Reconstruction aid lagging for 2022 Pakistan floods: UN chief
  • “Delays are undermining people’s efforts to rebuild their lives,” the UN chief said during a special session dedicated to the catastrophe

UNITED NATIONS, US: A year after deadly floods inundated a third of Pakistan, the broken promises to rebuild the country present “a litmus test for climate justice,” the head of the United Nations said Wednesday.
“Billions were pledged” by rich nations in the aftermath of the disaster, said Secretary-General Antonio Guterres, “but the vast majority was in loans. And Pakistan is still waiting for much of the funding.”
“Delays are undermining people’s efforts to rebuild their lives,” the UN chief said during a special session dedicated to the catastrophe, adding that the Asian nation was “a double victim — of climate chaos and of our outdated and unjust global financial system.”
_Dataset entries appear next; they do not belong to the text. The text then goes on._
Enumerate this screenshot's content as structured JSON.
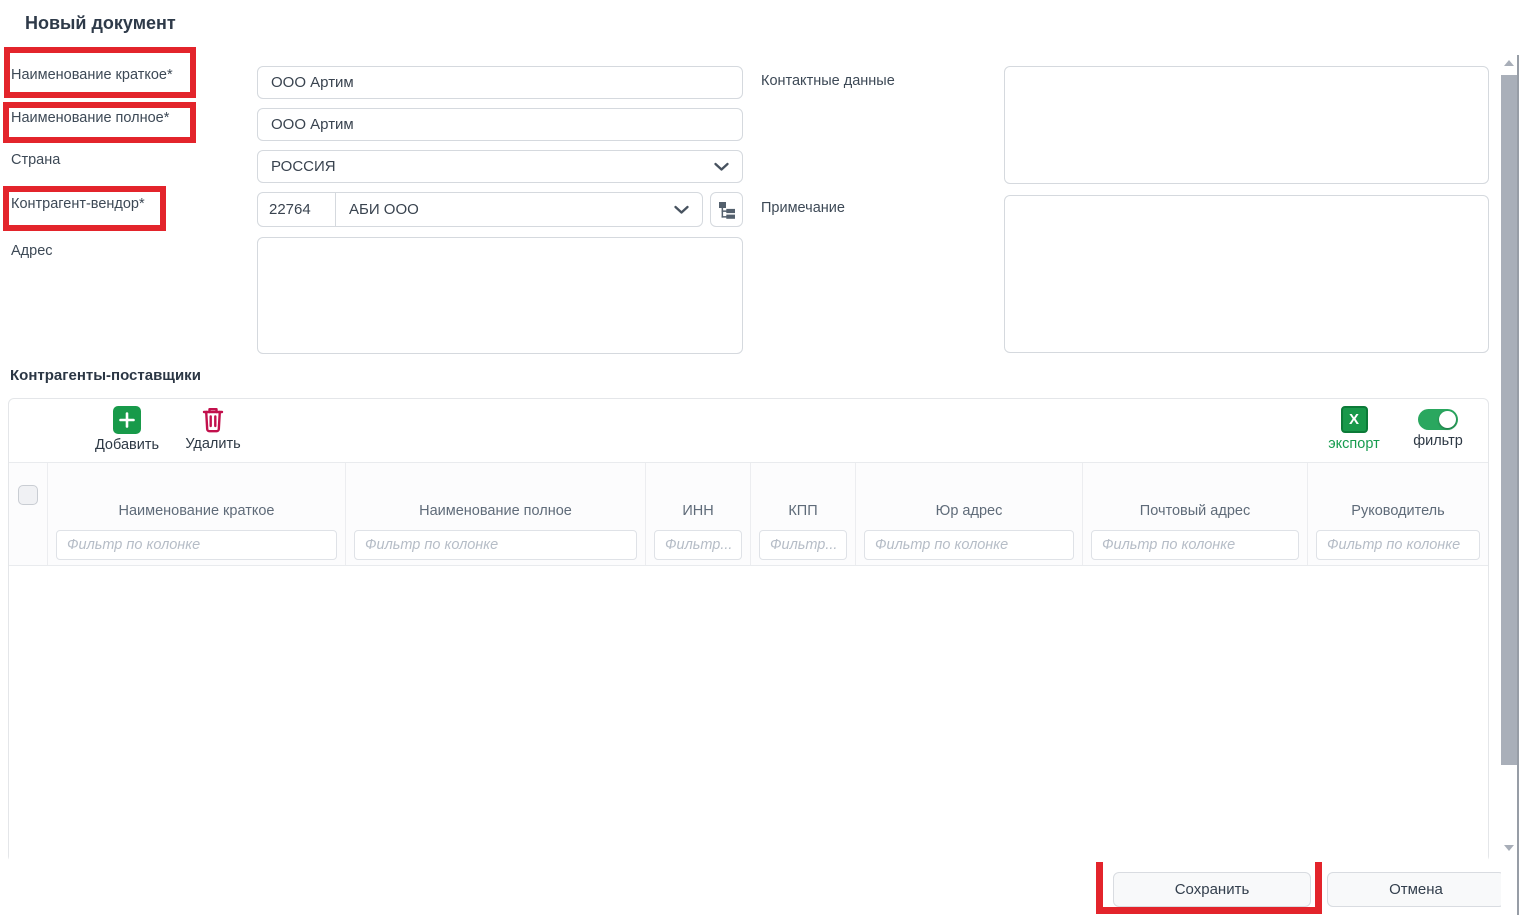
{
  "page": {
    "title": "Новый документ"
  },
  "form": {
    "short_name": {
      "label": "Наименование краткое*",
      "value": "ООО Артим"
    },
    "full_name": {
      "label": "Наименование полное*",
      "value": "ООО Артим"
    },
    "country": {
      "label": "Страна",
      "value": "РОССИЯ"
    },
    "vendor": {
      "label": "Контрагент-вендор*",
      "code": "22764",
      "name": "АБИ ООО"
    },
    "address": {
      "label": "Адрес",
      "value": ""
    },
    "contacts": {
      "label": "Контактные данные",
      "value": ""
    },
    "note": {
      "label": "Примечание",
      "value": ""
    }
  },
  "suppliers": {
    "title": "Контрагенты-поставщики",
    "toolbar": {
      "add": "Добавить",
      "delete": "Удалить",
      "export": "экспорт",
      "filter": "фильтр",
      "add_glyph": "+",
      "excel_glyph": "X",
      "filter_toggle_state": "on"
    },
    "columns": [
      {
        "label": "Наименование краткое",
        "filter": "Фильтр по колонке"
      },
      {
        "label": "Наименование полное",
        "filter": "Фильтр по колонке"
      },
      {
        "label": "ИНН",
        "filter": "Фильтр..."
      },
      {
        "label": "КПП",
        "filter": "Фильтр..."
      },
      {
        "label": "Юр адрес",
        "filter": "Фильтр по колонке"
      },
      {
        "label": "Почтовый адрес",
        "filter": "Фильтр по колонке"
      },
      {
        "label": "Руководитель",
        "filter": "Фильтр по колонке"
      }
    ],
    "rows": []
  },
  "footer": {
    "save": "Сохранить",
    "cancel": "Отмена"
  },
  "colors": {
    "annotation_red": "#e3242b",
    "add_green": "#189a4a",
    "export_text_green": "#169b4e",
    "delete_crimson": "#c2104c",
    "toggle_on_green": "#2aa75f"
  }
}
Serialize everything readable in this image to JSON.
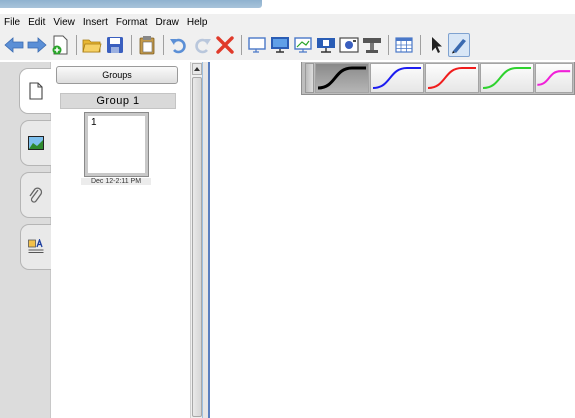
{
  "menu": {
    "items": [
      "File",
      "Edit",
      "View",
      "Insert",
      "Format",
      "Draw",
      "Help"
    ]
  },
  "toolbar": {
    "icons": [
      "back-arrow-icon",
      "forward-arrow-icon",
      "new-page-icon",
      "open-folder-icon",
      "save-icon",
      "clipboard-icon",
      "undo-icon",
      "redo-icon",
      "delete-icon",
      "screen-icon",
      "monitor-icon",
      "display-icon",
      "projector-icon",
      "camera-icon",
      "scanner-icon",
      "table-icon",
      "select-arrow-icon",
      "pen-icon"
    ]
  },
  "sidebar": {
    "tabs": [
      "page-sorter-tab",
      "gallery-tab",
      "attachments-tab",
      "properties-tab"
    ]
  },
  "panel": {
    "groups_button": "Groups",
    "group_header": "Group 1",
    "thumbnail": {
      "number": "1",
      "caption": "Dec 12-2:11 PM"
    }
  },
  "pens": {
    "colors": [
      "#000000",
      "#1d1df0",
      "#f01d1d",
      "#2fd22f",
      "#f020d8"
    ]
  }
}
Some $9 billion was pledged to help reconstruct Pakistan in January, though it is still reeling from the effects of the heavy monsoon rains, which displaced eight million people and killed some 1,700.
More than eight million residents in areas hit by the floods lack access to clean water, Guterres said, while noting that Pakistan is responsible for less than one percent of the greenhouse gas emissions that likely fueled last year’s “climate chaos.”
“The countries that contributed most to global heating must contribute most to righting the harm it has done.”
Guterres also called for the creation of a “loss and damage” fund for developing countries — many of which, like Pakistan, are at outsized risk of climate change despite contributing relatively little in the way of carbon emissions.
Such a fund was promised at COP27 late last year, though it has yet to take shape. It is on the agenda for this year’s COP28, to be hosted by the United Arab Emirates.
Calling again for the world to move away from fossil fuels, Guterres warned that climate change is no longer “knocking on everyone’s door.”
“Today, it is beating that door down, from Libya to the Horn of Africa, China, Canada and beyond.”